#7 Laying the Groundwork for Communism
The French Revolution didn’t directly produce 19th century ideologies known as Socialism and Communism. However, it did provide an intellectual and social environment in which these ideologies, and their spokesmen, could flourish. The French communist philosophers of the late 18th century not only criticized private property but also called for its abolition and the establishment of a society based on the egalitarian and communal ownership of property. French political agitator and journalist François-Noël Babeuf went to the extent of advocating violent revolutionary action in the name of socialization of wealth. Also, Karl Marx and Friedrich Engels, among the most important communist thinkers, were educated in late 18th and early 19th century when there was widespread revolutionary activity.
#8 Destruction of Oligarchies and Economic Growth in Europe

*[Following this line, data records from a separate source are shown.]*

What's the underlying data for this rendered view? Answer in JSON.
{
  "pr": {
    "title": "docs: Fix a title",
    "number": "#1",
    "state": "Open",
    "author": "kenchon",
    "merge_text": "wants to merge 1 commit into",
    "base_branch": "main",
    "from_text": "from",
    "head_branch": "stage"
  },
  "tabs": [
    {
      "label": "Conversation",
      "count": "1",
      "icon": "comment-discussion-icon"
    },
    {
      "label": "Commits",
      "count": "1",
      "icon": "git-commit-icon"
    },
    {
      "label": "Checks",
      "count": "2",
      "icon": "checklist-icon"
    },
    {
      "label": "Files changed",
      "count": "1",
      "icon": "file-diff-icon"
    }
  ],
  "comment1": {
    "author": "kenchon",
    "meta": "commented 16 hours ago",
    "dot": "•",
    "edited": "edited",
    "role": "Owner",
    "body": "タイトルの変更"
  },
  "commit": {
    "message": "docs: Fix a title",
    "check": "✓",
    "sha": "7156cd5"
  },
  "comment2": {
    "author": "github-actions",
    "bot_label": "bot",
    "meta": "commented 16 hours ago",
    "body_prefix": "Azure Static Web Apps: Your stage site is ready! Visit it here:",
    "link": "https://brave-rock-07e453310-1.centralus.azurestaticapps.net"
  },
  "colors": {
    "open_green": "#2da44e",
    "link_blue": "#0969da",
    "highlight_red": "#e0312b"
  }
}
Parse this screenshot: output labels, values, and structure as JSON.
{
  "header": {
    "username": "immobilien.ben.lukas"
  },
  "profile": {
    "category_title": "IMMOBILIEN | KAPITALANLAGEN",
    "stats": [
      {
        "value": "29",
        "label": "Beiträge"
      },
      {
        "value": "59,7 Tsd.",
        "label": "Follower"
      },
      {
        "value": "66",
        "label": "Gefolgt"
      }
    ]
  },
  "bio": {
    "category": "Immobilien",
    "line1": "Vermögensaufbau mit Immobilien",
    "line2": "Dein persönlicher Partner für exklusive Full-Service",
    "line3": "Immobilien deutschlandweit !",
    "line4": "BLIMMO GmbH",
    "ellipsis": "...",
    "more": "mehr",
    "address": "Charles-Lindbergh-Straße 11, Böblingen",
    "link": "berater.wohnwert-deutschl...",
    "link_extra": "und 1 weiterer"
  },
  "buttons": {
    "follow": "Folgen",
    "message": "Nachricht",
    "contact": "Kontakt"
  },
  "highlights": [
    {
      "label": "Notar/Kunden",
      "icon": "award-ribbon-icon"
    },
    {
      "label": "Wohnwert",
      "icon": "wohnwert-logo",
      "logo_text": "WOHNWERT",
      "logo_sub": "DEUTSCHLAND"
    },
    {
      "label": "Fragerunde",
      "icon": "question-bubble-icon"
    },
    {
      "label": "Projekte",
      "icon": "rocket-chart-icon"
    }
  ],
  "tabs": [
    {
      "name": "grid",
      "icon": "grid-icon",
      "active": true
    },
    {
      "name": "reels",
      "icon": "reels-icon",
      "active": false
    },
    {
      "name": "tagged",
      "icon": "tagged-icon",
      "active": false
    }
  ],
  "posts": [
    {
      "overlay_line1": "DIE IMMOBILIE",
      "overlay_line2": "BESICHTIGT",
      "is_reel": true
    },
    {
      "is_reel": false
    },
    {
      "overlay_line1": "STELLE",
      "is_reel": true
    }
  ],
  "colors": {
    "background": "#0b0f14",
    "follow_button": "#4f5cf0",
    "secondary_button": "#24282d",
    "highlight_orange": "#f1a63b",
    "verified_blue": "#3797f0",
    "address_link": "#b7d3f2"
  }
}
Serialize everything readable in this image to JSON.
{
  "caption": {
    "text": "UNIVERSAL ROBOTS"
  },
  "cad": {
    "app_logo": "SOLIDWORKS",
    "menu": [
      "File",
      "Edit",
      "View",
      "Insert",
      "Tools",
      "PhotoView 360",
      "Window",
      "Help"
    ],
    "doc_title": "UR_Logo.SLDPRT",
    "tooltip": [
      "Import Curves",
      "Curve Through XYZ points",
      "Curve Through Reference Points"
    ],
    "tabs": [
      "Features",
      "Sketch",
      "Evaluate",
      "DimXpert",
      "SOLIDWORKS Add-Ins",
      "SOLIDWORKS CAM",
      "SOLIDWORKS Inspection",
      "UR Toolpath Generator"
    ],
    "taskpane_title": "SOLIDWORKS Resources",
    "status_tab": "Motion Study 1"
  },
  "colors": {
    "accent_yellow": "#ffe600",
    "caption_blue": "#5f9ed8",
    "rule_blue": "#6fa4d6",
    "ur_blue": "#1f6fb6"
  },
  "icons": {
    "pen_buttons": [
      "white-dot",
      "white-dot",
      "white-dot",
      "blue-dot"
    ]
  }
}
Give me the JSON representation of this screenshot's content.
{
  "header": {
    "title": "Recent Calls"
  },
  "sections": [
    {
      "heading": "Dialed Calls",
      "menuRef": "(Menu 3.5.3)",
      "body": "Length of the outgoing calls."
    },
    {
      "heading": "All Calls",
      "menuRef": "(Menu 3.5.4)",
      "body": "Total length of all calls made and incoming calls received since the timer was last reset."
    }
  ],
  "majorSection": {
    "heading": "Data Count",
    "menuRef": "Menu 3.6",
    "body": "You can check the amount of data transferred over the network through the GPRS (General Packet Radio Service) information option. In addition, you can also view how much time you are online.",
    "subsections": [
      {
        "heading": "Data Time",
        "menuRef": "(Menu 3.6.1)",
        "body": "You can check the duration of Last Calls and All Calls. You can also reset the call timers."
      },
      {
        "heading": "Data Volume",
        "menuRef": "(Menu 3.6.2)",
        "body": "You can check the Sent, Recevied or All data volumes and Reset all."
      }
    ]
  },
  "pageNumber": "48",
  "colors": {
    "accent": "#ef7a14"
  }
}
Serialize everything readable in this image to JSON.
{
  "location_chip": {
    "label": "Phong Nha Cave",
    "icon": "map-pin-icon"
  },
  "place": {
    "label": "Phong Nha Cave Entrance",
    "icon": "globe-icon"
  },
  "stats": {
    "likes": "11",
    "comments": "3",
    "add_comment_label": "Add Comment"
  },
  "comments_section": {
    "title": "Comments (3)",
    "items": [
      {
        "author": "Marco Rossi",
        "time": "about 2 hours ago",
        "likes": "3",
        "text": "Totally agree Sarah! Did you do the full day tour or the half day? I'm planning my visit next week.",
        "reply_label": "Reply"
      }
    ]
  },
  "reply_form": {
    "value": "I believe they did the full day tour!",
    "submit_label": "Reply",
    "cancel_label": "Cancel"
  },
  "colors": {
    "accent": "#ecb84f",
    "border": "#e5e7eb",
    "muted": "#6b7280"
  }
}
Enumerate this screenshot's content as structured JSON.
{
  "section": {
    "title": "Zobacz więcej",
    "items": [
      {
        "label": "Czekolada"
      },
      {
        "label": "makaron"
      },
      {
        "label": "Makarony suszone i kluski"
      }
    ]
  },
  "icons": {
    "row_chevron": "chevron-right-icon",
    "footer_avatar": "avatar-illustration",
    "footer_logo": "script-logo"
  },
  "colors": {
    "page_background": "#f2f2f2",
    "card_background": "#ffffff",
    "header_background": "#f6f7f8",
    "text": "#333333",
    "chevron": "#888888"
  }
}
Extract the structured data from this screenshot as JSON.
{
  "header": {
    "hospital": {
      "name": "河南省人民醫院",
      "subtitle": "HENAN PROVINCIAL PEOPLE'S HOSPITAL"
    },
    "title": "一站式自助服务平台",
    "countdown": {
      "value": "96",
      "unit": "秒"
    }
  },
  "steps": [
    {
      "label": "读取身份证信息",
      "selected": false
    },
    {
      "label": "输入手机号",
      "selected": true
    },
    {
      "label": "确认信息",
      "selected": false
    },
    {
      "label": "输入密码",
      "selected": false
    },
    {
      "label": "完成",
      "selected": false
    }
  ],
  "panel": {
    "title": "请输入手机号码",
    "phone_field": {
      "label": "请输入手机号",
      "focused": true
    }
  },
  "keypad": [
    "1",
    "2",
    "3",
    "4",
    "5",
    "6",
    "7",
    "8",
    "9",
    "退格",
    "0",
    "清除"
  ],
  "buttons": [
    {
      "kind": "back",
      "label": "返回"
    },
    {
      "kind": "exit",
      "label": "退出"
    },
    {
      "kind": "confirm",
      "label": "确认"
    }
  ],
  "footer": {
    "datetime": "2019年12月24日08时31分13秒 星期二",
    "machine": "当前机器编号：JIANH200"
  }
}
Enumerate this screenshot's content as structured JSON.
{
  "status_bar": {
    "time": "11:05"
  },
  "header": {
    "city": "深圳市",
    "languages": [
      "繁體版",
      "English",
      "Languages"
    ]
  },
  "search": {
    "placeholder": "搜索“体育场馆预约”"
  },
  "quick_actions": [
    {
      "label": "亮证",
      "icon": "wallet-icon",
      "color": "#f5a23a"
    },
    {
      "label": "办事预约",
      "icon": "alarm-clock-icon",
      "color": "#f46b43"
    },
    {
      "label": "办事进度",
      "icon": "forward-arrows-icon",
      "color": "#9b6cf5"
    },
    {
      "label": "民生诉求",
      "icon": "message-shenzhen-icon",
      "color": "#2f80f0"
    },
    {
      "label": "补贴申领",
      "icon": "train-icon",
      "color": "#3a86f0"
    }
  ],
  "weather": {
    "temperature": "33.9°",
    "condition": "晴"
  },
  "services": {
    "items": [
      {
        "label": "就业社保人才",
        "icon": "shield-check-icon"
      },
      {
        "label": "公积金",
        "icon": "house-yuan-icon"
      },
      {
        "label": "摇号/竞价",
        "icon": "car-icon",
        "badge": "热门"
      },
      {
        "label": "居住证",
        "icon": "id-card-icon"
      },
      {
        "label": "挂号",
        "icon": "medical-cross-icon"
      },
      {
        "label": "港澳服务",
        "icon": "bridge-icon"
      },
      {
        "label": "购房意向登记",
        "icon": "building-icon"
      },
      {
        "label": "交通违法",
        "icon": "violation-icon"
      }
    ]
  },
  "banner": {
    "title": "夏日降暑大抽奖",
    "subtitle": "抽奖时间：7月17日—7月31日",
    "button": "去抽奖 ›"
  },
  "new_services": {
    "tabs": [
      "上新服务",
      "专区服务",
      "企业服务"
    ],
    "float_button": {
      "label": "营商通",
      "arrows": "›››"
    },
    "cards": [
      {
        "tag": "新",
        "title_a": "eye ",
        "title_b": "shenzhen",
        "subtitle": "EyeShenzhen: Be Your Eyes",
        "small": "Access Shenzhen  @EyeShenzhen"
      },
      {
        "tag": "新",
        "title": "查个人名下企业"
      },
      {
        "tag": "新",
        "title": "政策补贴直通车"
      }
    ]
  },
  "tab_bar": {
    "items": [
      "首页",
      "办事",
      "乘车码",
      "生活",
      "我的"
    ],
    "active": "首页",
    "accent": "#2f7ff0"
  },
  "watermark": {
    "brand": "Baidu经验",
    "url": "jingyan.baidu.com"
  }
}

The French Revolution had a deep impact on neighboring countries. The French Revolutionary armies during the 1790s, and later under Napoleon, invaded and controlled Belgium, the Netherlands, Italy, Switzerland and parts of Germany. The French invasion of these territories removed the legal and economic barriers that had protected the nobility, clergy, guilds and urban oligarchies. Instead the principle of equality before law was established. The Revolution thus destroyed the power of oligarchies and elites that opposed economic change. Evidence suggests that areas that were occupied by the French and that underwent radical institutional reform experienced more rapid urbanization and economic growth, especially after 1850. The arrival of new economic and industrial opportunities in the second half of the 19th century then resulted in more economic growth of Europe.
#9 Inspired the Haitian Revolution
At the time of the French Revolution, Haiti was a French colony called Saint Domingue. The French Revolution inspired the slaves in Saint Domingue to revolt forcing French leaders to recognize the full meaning of their revolution. The Haitian Revolution began on 22nd August 1791 as the slaves of Saint Domingue began to kill their masters plunging the colony into civil war. It involved blacks, mulattoes, French, Spanish and British participants. The Haitian Revolution ended in 1804 with the independence of Haiti. It was the only slave uprising that led to the founding of a state which was both free from slavery, and ruled by nonwhites and former captives. The influence of the Haitian Revolution spanned across every location that continued to practice slavery. It is now widely regarded as a defining moment in the history of racism.
#10 Ushered in the Age of Revolutions
The early 19th century was dominated by the effects of the French Revolution and the Napoleonic Wars. In the decades following the peace of 1815, many European countries were beset by social conflicts as their populations sought to assert their rights against the often autocratic rulers of their states. This ushered in what is known as the Age of Revolutions, a period in which a number of significant revolutionary movements occurred in many parts of Europe and the Americas. These included the Irish Rebellion of 1798; the Haitian Revolution; the First Italian War of Independence; Sicilian revolution of 1848; the 1848 revolutions in Italy; and the independence movements of Spanish and Portuguese colonies in Latin America.